Steve Spagnuolo wanted to jam the outside receivers and flood the middle. He didn't count on tiny Deon Butler slapping Justin King away like a ho that couldn't pay. But we're getting ahead of ourselves.
Seattle followed the first down with a stretch right out of a three receiver set. The line pushed the Rams off the ball, but for no apparent reason, a crease never formed. Julius Jones ran nearly four yards behind his front five, but before he could break through, the backside caught up and Will Witherspoon tackled him. It wasn't a flashy play, but it was encouraging.
The Seahawks next ran one of those red-zone specials. A play without a purpose until things get crammed and picking up three is an accomplishment. It started two wide, but T.J. Houshmandzadeh motioned from right wide to left tight. That drew St. Louis' linebackers and safeties left.
Matt Hasselbeck ran play action, Justin Griffith released into the flat, the line pulled left and Julius Jones submarined unblocked end, Leonard Little. It was the beginning of a nifty little designed pass, but it ended with a familiar flub. Hasselbeck reset and threw a pass to Griffith. The ball hit him as he was breaking, but hit his back shoulder, against his momentum. Griffith jumped, kicked, twisted and attempted to reroute, but the delay was too much and David Vobora closed and knocked him out after one.
Third and five has the feel of third in long in the red zone. The shallow safeties and typically stacked box means a run is inadvisable. A team can run, but they better be good at it, and they better be prepared to go for it if they fail to convert.
Seattle had played itself into third down again, and in the old school world of the NFL, that meant convert or kick. Spags and Knapp were about to engage in a battle of wits.
Steve Spagnuolo wanted to jam the outside receivers and flood the middle. Greg Knapp wanted to overload the first down marker and create a mismatch for John Carlson in the end zone. As is often the case in the mismatched chess match that is the NFL, scheme canceled out and talent prevailed.
Seattle sets three wide, tight end, shotgun with Justin Forsett to Hasselbeck's right. St. Louis sets in a 4-2 nickel with man coverage on the outside. Before the snap, Houshmandzadeh motions in to behind the center and then back out to the left slot. Nickelback Jonathan Wade does not show man cover. Then things get complicated.

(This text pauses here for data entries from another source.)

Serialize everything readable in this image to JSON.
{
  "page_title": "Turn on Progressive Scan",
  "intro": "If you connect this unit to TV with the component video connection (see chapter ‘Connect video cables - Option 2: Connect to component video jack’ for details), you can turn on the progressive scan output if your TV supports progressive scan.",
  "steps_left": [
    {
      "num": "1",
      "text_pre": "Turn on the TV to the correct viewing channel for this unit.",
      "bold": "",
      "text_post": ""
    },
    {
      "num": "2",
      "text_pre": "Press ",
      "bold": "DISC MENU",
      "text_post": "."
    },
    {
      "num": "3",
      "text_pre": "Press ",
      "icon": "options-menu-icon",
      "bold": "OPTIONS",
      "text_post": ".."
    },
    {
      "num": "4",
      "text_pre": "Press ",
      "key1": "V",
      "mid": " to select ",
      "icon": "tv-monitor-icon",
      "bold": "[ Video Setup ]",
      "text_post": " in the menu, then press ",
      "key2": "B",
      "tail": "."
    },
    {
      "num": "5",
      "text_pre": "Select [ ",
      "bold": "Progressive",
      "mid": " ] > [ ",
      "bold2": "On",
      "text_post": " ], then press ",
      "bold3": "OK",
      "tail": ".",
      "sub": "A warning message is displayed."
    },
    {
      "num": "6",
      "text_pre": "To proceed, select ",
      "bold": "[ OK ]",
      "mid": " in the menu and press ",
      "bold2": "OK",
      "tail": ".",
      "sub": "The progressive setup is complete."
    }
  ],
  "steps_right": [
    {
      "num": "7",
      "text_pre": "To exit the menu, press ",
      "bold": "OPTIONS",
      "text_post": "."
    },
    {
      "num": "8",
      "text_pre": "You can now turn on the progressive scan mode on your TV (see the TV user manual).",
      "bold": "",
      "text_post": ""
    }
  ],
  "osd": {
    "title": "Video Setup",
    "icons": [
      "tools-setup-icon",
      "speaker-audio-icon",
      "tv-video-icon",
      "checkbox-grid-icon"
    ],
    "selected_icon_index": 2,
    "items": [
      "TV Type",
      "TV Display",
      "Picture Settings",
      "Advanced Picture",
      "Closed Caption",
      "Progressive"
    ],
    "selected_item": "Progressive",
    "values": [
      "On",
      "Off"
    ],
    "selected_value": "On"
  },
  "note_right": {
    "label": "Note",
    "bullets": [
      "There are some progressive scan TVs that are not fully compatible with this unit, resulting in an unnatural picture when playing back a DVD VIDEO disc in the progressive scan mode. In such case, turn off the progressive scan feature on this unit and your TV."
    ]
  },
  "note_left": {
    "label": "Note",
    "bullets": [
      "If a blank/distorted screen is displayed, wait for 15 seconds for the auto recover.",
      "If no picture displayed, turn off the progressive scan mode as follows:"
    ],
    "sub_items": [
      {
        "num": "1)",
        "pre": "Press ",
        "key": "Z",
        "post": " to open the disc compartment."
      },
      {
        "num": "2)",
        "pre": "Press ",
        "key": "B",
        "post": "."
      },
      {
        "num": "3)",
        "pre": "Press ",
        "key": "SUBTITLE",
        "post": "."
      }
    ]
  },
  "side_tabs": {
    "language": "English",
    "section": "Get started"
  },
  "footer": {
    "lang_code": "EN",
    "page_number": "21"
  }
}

St. Louis rushes three, but Will Witherspoon is ready to delay blitz if necessary. The corners are up to jam. Ron Bartell jams Nate Burleson on the right and Justin King attempts to jam Butler on the left. Right defensive tackle Clifton Ryan drops into cover and along with Jonathan Wade, the two blanket T.J. Houshmandzadeh. Housh is running a quick in that doubles as a pick to free John Carlson. It does, but it doesn't. Carlson is covered by James Laurinaitis. Houshmandzadeh gives Carlson separation, but the Rams have strong safety James Butler playing over top ready to double team.
Burleson hasn't escaped Bartell. Witherspoon stops his blitz when he sees Forsett leaking into the right flat. He doesn't pursue Forsett, but looms. A pass to Forsett is sure to be tackled short. Hasselbeck can't scramble with Witherspoon so close. Carlson and Houshmandzadeh are double teamed. That leaves King the small task of jamming Butler to break the play and likely force a throw away.

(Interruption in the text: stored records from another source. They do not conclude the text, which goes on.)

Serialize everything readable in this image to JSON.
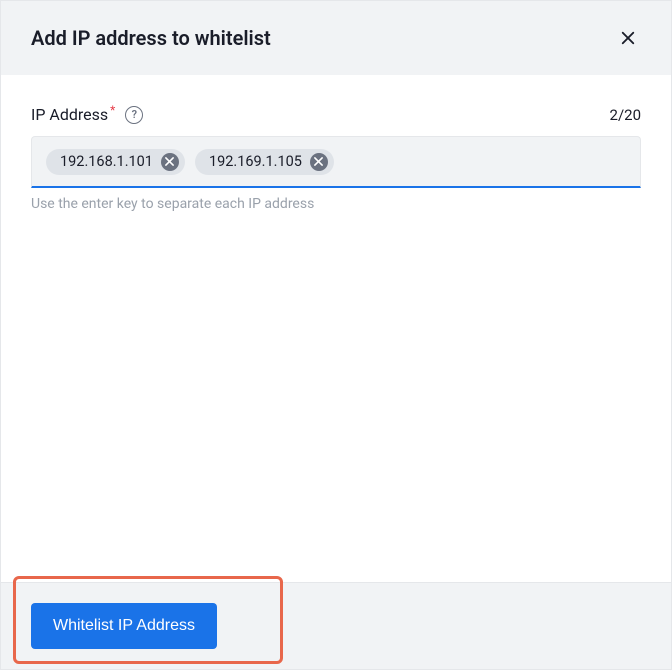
{
  "header": {
    "title": "Add IP address to whitelist"
  },
  "field": {
    "label": "IP Address",
    "required_mark": "*",
    "help_glyph": "?",
    "counter": "2/20",
    "hint": "Use the enter key to separate each IP address",
    "chips": [
      "192.168.1.101",
      "192.169.1.105"
    ]
  },
  "footer": {
    "submit_label": "Whitelist IP Address"
  }
}
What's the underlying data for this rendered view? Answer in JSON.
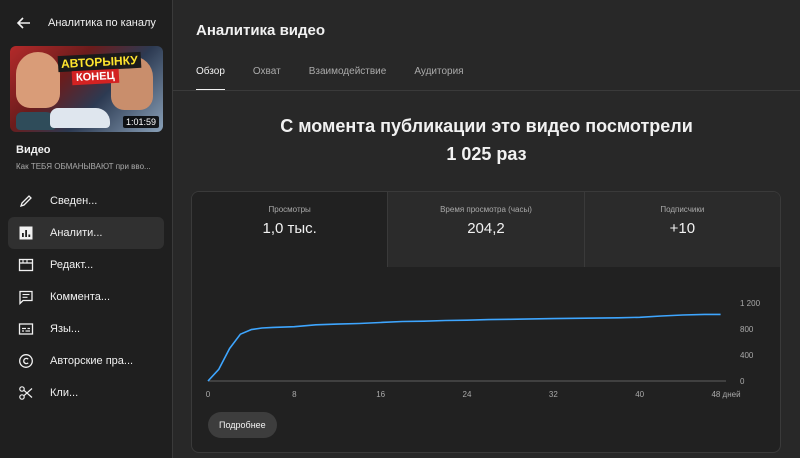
{
  "sidebar": {
    "header_title": "Аналитика по каналу",
    "thumbnail": {
      "title_line1": "АВТОРЫНКУ",
      "title_line2": "КОНЕЦ",
      "duration": "1:01:59"
    },
    "video_label": "Видео",
    "video_name": "Как ТЕБЯ ОБМАНЫВАЮТ при вво...",
    "items": [
      {
        "label": "Сведен...",
        "icon": "pencil-icon"
      },
      {
        "label": "Аналити...",
        "icon": "analytics-icon",
        "active": true
      },
      {
        "label": "Редакт...",
        "icon": "editor-icon"
      },
      {
        "label": "Коммента...",
        "icon": "comment-icon"
      },
      {
        "label": "Язы...",
        "icon": "subtitles-icon"
      },
      {
        "label": "Авторские пра...",
        "icon": "copyright-icon"
      },
      {
        "label": "Кли...",
        "icon": "scissors-icon"
      }
    ]
  },
  "main": {
    "title": "Аналитика видео",
    "tabs": [
      "Обзор",
      "Охват",
      "Взаимодействие",
      "Аудитория"
    ],
    "active_tab": "Обзор",
    "headline_line1": "С момента публикации это видео посмотрели",
    "headline_line2": "1 025 раз",
    "metrics": [
      {
        "label": "Просмотры",
        "value": "1,0 тыс."
      },
      {
        "label": "Время просмотра (часы)",
        "value": "204,2"
      },
      {
        "label": "Подписчики",
        "value": "+10"
      }
    ],
    "more_button": "Подробнее"
  },
  "colors": {
    "line": "#3ea6ff",
    "background": "#282828",
    "card": "#212121"
  },
  "chart_data": {
    "type": "line",
    "x_tick_labels": [
      "0",
      "8",
      "16",
      "24",
      "32",
      "40",
      "48 дней"
    ],
    "y_tick_labels": [
      "0",
      "400",
      "800",
      "1 200"
    ],
    "xlim": [
      0,
      48
    ],
    "ylim": [
      0,
      1200
    ],
    "x": [
      0,
      1,
      2,
      3,
      4,
      5,
      6,
      8,
      10,
      12,
      14,
      16,
      18,
      20,
      22,
      24,
      26,
      28,
      30,
      32,
      34,
      36,
      38,
      40,
      42,
      44,
      46,
      47.5
    ],
    "y": [
      0,
      180,
      500,
      720,
      790,
      815,
      825,
      835,
      865,
      875,
      885,
      900,
      915,
      920,
      930,
      935,
      945,
      950,
      955,
      960,
      965,
      968,
      972,
      980,
      1000,
      1015,
      1025,
      1025
    ],
    "grid": false
  }
}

But he doesn't. Butler takes two choppy steps up and left. The move forces King's hips open as he attempts to get inside position and a chance to jam Butler out of bounds. Butler raises his right arm and takes a long, low, almost kneeling step with his left leg. King bites on the motion and begins sidestepping to shadow. Butler torques his waist and swats King's left shoulder pad, knocking him towards the sideline and helping Butler drive into a hard slant right. He's wide open and Matt knows it.
Hasselbeck finds Butler for seven and the first. Deon, I see slants in your future.
Two plays later, Bartell busts coverage and Seattle scores it first touchdown of the season. The drive was over. It hung by a highwire more than once, but it was bold, smart and it never hanged itself with safe plays.